Lab Fellow, Chemist
Lab Fellow, Chemist


Dr. Samuel A. Bryan has pioneered spectroelectrochemical sensor development for measurement of chemical species in highly complex chemical systems. He developed novel sensors and approaches for the accurate determination of ferrocyanide concentrations in nuclear waste, resulting in the resolution of one of the Department of Energy’s highest-priority safety issues. Additionally, where previous spectroscopic sensors failed, he discovered the first-ever luminescence from any technetium complex and developed a new sensor orders of magnitude more sensitive than was previously achievable. Dr. Bryan innovated the field of real-time measurement and process monitoring methodologies for complex chemical systems; these methodologies serve as the foundation for many scientific and technological advances. Dr. Bryan continues to advance the state-of-the-art of spectroscopic monitoring and most recently applied his real-time on-line monitoring methodology to demonstrate accurate measurement and monitoring of chemical species in complex nuclear process streams, addressing critical national security mission needs. Dr. Bryan helped show how flammable gases are generated and retained in certain Hanford double-shell waste tanks. He developed new methods to measure hydrogen gas generation from actual radioactive wastes and built the first predictive models from his findings. These models still form the basis to determine the flammable gas generation rates for Hanford Waste Treatment Plant (WTP) systems (ion-exchange vessels, holding tanks, etc.) 25 years later. His work helped resolve Department of Energy safety issues related to hydrogen flammability and serves as the safety basis design for the WTP.


  • B.S. Chemistry, Boise State University (1979)
  • M.S.  Inorganic Chemistry, Washington State University (1983)
  • Ph.D.  Inorganic Chemistry, Washington State University (1985)

Affiliations and Professional Service

  • Fellow of the American Chemical Society
  • American Nuclear Society
  • ASTM Committee C26 on the Nuclear Fuel Cycle. Voting member of committee

Awards and Recognitions

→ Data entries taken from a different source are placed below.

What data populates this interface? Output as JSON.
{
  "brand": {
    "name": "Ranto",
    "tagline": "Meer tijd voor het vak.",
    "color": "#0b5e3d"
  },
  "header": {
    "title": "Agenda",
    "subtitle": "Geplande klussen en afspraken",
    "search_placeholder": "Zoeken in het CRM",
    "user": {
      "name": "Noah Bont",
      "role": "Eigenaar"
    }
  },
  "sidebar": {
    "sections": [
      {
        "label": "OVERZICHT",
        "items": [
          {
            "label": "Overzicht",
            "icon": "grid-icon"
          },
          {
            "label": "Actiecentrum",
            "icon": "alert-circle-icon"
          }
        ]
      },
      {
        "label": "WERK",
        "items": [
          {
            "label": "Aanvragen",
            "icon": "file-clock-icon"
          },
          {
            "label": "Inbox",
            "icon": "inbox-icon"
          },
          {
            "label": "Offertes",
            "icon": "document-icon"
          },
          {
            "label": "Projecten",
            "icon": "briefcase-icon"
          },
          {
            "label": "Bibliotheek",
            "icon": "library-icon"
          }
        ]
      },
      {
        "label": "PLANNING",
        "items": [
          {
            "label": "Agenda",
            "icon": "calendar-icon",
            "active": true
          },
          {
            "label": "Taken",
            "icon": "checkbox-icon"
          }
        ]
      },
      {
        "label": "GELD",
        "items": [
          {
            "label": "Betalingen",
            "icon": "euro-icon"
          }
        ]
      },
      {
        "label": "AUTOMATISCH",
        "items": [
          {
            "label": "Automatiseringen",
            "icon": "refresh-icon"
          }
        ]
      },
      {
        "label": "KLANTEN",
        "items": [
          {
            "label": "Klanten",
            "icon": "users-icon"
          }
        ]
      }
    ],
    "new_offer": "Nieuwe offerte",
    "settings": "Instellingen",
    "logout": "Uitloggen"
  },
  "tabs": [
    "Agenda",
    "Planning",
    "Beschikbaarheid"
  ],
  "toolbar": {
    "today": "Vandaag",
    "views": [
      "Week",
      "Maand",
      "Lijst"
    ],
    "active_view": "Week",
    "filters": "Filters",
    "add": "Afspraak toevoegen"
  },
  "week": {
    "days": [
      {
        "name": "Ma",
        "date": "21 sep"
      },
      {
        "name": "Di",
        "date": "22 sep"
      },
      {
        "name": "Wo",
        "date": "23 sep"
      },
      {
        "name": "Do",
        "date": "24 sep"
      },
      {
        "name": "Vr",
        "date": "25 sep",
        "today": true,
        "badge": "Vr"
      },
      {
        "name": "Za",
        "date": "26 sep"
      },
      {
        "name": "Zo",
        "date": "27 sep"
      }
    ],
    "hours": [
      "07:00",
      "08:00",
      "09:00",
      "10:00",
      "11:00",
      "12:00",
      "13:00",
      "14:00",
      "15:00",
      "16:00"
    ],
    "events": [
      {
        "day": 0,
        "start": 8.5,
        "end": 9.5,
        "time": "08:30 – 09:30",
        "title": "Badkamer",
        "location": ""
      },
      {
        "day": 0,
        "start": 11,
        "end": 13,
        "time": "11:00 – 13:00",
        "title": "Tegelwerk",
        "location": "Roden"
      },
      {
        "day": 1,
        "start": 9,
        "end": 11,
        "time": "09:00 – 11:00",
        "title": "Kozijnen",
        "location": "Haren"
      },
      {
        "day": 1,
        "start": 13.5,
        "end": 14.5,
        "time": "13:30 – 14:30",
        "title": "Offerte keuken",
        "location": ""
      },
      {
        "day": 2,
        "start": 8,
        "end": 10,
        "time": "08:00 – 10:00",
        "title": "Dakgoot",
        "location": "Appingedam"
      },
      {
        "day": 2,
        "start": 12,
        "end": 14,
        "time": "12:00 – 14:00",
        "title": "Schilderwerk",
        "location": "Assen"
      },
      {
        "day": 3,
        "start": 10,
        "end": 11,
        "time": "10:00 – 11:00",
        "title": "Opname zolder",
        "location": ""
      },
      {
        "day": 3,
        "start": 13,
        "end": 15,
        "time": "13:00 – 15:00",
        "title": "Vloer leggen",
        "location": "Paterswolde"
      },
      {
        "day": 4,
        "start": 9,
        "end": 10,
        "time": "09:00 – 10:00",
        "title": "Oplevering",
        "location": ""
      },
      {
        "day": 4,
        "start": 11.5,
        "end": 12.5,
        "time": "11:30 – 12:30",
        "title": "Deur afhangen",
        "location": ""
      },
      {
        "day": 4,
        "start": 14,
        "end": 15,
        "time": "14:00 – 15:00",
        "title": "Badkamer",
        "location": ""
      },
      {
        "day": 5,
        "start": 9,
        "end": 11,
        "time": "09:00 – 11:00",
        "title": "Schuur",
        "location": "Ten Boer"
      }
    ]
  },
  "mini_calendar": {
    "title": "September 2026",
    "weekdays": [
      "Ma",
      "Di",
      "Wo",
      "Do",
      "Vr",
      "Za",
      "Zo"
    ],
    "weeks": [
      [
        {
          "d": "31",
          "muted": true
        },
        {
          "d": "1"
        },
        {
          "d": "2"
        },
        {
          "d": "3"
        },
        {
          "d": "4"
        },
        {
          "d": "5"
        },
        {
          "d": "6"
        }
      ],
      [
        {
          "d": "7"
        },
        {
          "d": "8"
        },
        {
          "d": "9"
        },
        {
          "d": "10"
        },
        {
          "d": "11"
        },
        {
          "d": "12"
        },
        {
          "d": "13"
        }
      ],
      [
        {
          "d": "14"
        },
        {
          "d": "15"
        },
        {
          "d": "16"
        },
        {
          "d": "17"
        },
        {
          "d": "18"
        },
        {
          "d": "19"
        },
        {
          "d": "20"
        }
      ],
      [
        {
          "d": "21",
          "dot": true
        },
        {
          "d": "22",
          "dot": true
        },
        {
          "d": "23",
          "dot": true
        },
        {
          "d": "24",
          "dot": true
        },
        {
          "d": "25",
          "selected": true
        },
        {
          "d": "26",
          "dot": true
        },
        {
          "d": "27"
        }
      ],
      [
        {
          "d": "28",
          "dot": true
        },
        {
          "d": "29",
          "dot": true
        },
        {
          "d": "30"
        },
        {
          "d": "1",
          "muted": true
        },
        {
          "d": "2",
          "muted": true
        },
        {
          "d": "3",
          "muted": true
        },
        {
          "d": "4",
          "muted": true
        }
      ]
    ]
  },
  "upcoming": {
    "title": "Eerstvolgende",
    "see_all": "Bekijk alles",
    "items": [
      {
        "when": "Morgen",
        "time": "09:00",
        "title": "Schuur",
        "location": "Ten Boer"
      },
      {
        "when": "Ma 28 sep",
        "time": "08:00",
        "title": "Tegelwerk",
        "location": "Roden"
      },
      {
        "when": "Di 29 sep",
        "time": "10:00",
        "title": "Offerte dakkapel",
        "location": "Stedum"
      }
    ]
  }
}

  • Chair of Richland Section of the ACS (1998 and 2004)
  • Fitzner-Eberhardt Award for Outstanding Contributions to Science and Engineering Education
  • PNNL Laboratory Director’s award (2005) 
  • ACS ChemLuminary Award for Outstanding Performance by Richland Section awarded during year of chairmanship (2004)